Dear External Reviewers and members of The Lake Forest College Promotion and Tenure Subcommittee,
Thank you for your time and careful consideration of the creative and scholarly materials compiled for this review. As a seasoned creative professional I can attest to the adage that we are shaped to a certain extent by our life experiences. While experience is an important element of the formation of concepts and ideas in any field or profession, it is critical in the visual arts to be keenly observant while navigating the crossing of paths with places, spaces and people.
I have been fortunate to have been able to build a creative career that has been informed by many places both here and abroad. It is significant to recognize the frequent moves as an influential element of my creative practice. The journey started in Madrid, Spain a place that I am deeply connected to culturally and socially. Francisco de Goya and Hieronymus Bosch, two artists whose work remain the most impactful in my life, both have their most significant works at the Museo de El Prado in Madrid. Looking at their works alongside the paintings of Velazquez, Murillo and El Greco remind me of my cultural heritage and deeply Castilian upbringing. My migration to the United States began in 1981, the cultural and social differences were palpable but my interests in the arts did not wane. My first stop was New York, then Florida, and Virginia. I arrived in Richmond, Virginia in 1989 to attend Virginia Commonwealth University for my Bachelors in Fine Arts, a rigorous Painting and Printmaking program that allowed me to study classical and modern techniques and materials. Richmond also had an incredibly vibrant alternative rock scene. Knowing how to play an instrument meant that I quickly became recruited to play in bands. This is where my interests in experimental music and sounds began and I spent ten years honing in my music/sound and visual arts practices. It was during this time that I started Citizen Gallery, a place that was impactful and significant to many artists and musicians during that time. It was very successful, albeit very short lived. After touring across the United States and Canada several times I came across San Francisco and realized that it was the place I wanted to live.

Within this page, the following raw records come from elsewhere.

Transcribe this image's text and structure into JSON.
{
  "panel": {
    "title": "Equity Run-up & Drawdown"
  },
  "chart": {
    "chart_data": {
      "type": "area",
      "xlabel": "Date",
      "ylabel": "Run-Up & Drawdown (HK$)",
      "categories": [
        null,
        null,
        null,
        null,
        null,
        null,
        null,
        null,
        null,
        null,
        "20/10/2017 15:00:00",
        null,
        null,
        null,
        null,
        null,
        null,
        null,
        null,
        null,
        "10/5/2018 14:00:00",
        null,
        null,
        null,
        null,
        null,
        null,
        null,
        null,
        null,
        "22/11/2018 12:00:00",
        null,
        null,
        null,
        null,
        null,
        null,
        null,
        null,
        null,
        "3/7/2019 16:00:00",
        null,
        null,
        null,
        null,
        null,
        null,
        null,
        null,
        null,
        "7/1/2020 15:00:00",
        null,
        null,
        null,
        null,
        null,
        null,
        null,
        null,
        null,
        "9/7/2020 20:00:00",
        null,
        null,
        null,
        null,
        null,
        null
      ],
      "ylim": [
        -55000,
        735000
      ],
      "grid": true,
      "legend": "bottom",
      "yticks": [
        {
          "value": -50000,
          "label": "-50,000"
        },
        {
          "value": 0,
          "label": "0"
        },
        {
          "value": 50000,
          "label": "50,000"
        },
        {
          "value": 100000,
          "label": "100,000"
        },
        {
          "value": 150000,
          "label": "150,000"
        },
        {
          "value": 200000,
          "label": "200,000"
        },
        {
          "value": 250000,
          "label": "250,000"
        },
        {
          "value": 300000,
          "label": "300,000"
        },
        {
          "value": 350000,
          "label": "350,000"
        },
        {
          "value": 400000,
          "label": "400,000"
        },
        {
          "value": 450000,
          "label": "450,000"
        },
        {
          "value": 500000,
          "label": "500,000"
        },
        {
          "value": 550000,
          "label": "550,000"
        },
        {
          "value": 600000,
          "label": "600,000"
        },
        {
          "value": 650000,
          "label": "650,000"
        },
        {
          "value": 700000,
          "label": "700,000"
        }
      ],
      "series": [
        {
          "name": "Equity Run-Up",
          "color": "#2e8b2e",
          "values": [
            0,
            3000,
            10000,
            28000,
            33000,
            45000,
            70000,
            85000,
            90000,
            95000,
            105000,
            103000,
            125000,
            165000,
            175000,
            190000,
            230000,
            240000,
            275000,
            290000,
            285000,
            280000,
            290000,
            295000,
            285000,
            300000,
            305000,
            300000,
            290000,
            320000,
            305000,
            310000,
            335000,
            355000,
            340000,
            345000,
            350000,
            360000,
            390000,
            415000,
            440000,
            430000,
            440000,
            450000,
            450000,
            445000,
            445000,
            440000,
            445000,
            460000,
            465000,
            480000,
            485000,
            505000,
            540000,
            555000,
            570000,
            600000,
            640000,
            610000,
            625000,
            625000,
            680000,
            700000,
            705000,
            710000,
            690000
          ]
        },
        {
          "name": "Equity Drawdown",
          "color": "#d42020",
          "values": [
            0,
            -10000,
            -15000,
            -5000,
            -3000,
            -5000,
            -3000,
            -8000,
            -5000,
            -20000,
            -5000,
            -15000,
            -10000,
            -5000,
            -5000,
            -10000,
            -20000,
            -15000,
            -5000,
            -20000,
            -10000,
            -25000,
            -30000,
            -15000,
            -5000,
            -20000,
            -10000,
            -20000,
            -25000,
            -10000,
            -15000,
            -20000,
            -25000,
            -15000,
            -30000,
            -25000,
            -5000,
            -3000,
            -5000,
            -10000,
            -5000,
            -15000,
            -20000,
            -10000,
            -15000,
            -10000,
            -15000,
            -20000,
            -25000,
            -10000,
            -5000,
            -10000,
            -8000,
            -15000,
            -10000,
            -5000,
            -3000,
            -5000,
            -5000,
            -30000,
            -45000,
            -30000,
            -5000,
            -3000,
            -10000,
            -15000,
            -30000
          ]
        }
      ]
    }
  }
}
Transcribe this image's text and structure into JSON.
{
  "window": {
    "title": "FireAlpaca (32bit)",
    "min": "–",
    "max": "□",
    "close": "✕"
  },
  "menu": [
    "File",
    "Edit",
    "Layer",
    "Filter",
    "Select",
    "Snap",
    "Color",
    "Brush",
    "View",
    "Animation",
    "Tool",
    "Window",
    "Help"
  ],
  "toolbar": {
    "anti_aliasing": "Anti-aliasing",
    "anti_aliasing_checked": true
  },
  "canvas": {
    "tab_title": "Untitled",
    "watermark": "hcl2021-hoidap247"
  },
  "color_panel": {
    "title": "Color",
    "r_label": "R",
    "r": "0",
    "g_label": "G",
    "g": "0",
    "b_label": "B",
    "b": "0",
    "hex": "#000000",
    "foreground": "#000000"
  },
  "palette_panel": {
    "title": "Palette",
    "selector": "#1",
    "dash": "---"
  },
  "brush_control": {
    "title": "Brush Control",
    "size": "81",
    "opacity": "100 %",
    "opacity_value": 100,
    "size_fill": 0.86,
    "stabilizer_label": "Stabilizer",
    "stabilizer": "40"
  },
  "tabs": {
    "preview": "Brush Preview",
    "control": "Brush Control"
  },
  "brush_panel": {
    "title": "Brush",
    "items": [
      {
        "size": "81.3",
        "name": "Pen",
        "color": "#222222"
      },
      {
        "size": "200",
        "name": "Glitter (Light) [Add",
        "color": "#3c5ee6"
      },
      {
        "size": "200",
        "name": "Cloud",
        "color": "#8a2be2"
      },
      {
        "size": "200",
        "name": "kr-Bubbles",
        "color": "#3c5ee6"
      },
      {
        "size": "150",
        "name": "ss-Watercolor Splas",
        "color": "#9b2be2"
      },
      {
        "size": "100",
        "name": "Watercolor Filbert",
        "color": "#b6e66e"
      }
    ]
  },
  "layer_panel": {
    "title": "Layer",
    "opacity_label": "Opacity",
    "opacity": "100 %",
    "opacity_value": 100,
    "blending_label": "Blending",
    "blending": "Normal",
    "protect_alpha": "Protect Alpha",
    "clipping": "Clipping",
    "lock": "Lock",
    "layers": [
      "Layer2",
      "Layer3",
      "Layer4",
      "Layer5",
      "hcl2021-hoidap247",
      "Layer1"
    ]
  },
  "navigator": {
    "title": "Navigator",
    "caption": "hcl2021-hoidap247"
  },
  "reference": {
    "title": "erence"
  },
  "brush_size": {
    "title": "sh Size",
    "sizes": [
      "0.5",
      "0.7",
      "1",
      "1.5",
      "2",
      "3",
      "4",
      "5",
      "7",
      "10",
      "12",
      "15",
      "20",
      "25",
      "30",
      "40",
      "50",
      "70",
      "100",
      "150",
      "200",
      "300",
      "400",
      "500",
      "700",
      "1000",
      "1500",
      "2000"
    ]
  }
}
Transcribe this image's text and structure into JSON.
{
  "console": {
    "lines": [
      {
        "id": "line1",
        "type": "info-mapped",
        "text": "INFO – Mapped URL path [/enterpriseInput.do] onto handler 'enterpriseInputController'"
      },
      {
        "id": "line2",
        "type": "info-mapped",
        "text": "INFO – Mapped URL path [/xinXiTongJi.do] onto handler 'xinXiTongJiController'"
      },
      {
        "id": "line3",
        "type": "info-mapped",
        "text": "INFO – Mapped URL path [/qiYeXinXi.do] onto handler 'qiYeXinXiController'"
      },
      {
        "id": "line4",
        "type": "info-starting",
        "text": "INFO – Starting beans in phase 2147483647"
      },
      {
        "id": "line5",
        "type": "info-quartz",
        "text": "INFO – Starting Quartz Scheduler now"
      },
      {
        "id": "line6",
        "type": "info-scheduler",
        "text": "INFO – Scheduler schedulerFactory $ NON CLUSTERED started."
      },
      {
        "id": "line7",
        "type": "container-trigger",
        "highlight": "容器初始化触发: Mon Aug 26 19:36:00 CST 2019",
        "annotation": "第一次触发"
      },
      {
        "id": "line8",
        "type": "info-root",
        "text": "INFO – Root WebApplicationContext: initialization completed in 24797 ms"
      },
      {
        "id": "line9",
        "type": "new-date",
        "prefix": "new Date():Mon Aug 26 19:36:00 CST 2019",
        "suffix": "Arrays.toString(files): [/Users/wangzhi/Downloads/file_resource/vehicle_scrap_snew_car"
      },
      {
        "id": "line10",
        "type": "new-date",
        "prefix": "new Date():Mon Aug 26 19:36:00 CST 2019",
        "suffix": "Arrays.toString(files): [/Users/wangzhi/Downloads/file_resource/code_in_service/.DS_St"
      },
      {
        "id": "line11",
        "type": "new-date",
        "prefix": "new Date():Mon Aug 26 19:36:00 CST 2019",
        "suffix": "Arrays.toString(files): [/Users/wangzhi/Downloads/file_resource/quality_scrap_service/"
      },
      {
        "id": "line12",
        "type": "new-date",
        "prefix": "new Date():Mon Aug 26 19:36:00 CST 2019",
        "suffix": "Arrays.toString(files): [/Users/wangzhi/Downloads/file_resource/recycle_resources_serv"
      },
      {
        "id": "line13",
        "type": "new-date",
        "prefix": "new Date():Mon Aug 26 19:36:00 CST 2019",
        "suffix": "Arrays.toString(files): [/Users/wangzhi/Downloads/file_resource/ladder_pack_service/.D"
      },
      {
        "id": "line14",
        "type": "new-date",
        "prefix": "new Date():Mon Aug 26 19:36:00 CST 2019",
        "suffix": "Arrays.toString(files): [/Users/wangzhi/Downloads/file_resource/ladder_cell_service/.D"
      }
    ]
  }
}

Upon arriving in San Francisco in 1999 I was quickly shocked by the burgeoning impact of the web phenomena, landing squarely in the middle of the Web 1.0 period of web development and before the tech bubble. Employment at the San Francisco Art Institute and the gestalt of technology oriented arts and design endeavors influenced me and cemented a focus on experimental time-based media that continues to this day. San Francisco was an important place for personal and creative growth and became the beginning of my teaching career path. At the University of Nevada in Las Vegas a friend and colleague was starting a new program in the School of Engineering. The Engineering for Entertainment and Design program seemed to fit both creative and technological pursuits, and I became one of the first to receive a Graduate Assistantship from both the Fine Arts and EED programs. The allure of Nevada was present in the spectacle of Las Vegas and also the vastness of the outlying desert. While building technological knowhow I was also assembling an array of works that spoke to the high contrast between urban environment, natural ecologies, and the interstitial places between. The years in Las Vegas gave me the impetus and drive to learn more and work with ideas of social, economic, political, and environmental change measured in geologic and anthropocentric terms. After a lengthy stay and an eagerness to begin an academic pathway, I accepted a position at New Mexico Highlands University as Assistant Professor of Media Arts and Technology. New Mexico allowed me to further refine my teaching experience and gave me the opportunity to work for an underserved hispanic population, an experience that I treasure and hold as a measure of my dedication to students of marginalized communities and backgrounds. In Santa Fe I was able to make an immediate contribution to the cultural scene, working with The Museum of New Mexico and Currents International New Media Festival while building and expanding my arts research. Troubling economic circumstances for the state coffers cut my time short in New Mexico.
After accepting a position at Lake Forest College, I find myself at a new juncture. I count upon my experience as an incredible asset both in my professional and academic endeavors. The many places, spaces and people I have come across have all helped me become contemplative and responsive to the futures of my students. Now in Chicago after long travels associated with my many moves, I have created a new chapter and hope to spend many years continuing to be productive both as an artist and an arts educator.